The PrecisionLender Relationship Awareness data upload tool (pli.exe) contains built-in one-way cryptographic hashing functions that ensure that sensitive data fields (e.g., account number, TIN number, port number etc.) never leave your premises. Such fields are configured to be hashed (using a salted MD5 hash) and optionally masked (e.g. XXXXXXX123) by the upload tool.
Some of our clients have expressed an interest in hashing these fields during their upstream data extract process, and it so happens that SQL Server has a built-in hash generation function called 'HashBytes' that can serve this exact purpose.

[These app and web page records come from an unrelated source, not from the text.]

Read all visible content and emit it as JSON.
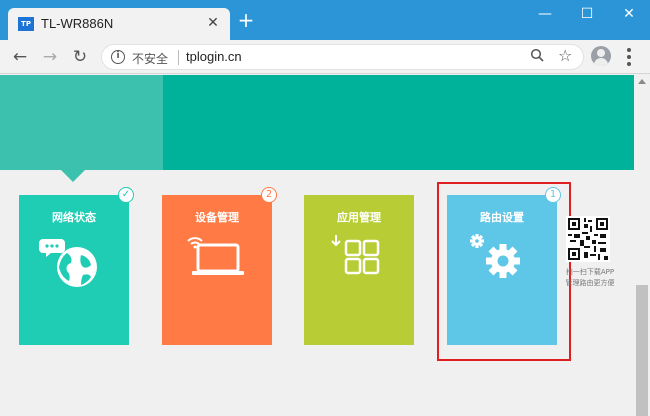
{
  "browser": {
    "tab_title": "TL-WR886N",
    "favicon_text": "TP",
    "tab_close": "✕",
    "new_tab": "+",
    "window_controls": {
      "minimize": "—",
      "maximize": "☐",
      "close": "✕"
    },
    "nav": {
      "back": "←",
      "forward": "→",
      "reload": "↻"
    },
    "security_label": "不安全",
    "url": "tplogin.cn",
    "icons": [
      "info-icon",
      "zoom-icon",
      "star-icon",
      "avatar-icon",
      "menu-icon"
    ]
  },
  "colors": {
    "titlebar": "#2b95d8",
    "banner": "#00b29a",
    "banner_active": "#3cc1ae",
    "network_status": "#1fcdb4",
    "device_management": "#ff7a44",
    "app_management": "#b7cc35",
    "router_settings": "#5ec6e7",
    "highlight": "#e02020"
  },
  "cards": [
    {
      "title": "网络状态",
      "icon": "globe-chat-icon",
      "badge": "✓",
      "badge_icon": "check-icon"
    },
    {
      "title": "设备管理",
      "icon": "laptop-wifi-icon",
      "badge": "2"
    },
    {
      "title": "应用管理",
      "icon": "apps-grid-icon"
    },
    {
      "title": "路由设置",
      "icon": "gear-icon",
      "badge": "1"
    }
  ],
  "qr": {
    "caption_line1": "扫一扫下载APP",
    "caption_line2": "管理路由更方便"
  }
}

Critical Notes --- to avoid corrupting your Relationship data:
- While pre-hashing these "Id Fields" is possible, it is critical that the method of hashing never change since this would result in a new hash output for a given input. PrecisionLender relies upon these fields remaining constant with every data upload and would see a new hash value essentially as a new account number or relationship identifier.

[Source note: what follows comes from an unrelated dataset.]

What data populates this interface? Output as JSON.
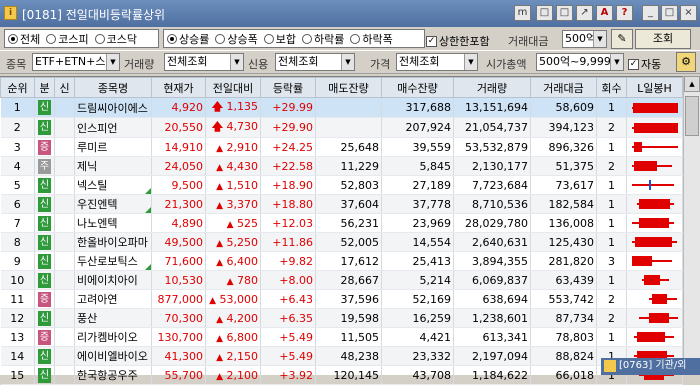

- If you already have a functioning integration with PrecisionLender, there is really no need to pre-hash your data. In fact, you should not do so with without letting us know as it will appear to us as if all of our account identifiers have suddenly changed. This could result in your relationship data being duplicated or becoming unusable within PrecisionLender.
- The PrecisionLender upload tool (pli.exe) will still perform its hash (a "salted" MD5 hash) of all Id fields to ensure that account number data does not make its way into PrecisionLender. This means your Id Fields will be double-hashed in the software. While this does not present any functional problems, you will not be able to find your hashed values within PrecisionLender.
Hashing fields within SQL Server:
To get an MD5 hash of a value from within SQL Server, you can use the HashBytes function combined with the MD5 algorithm argument.
DECLARE @HashThis varchar(4000);
SELECT @HashThis = CONVERT(varchar(4000),'1234567890');
SELECT HashBytes('md5', @HashThis);
HashBytes('md5',CONVERT(varchar(4000),'brians account number')) AS hash1,
HashBytes('md5',CONVERT(varchar(4000),'123456789')) AS hash2,
HashBytes('md5',CONVERT(varchar(4000),'1234567890')) AS hash3,
HashBytes('md5',CONVERT(varchar(4000),'abc123')) AS hash4
Result 2 (reformatted for clarity):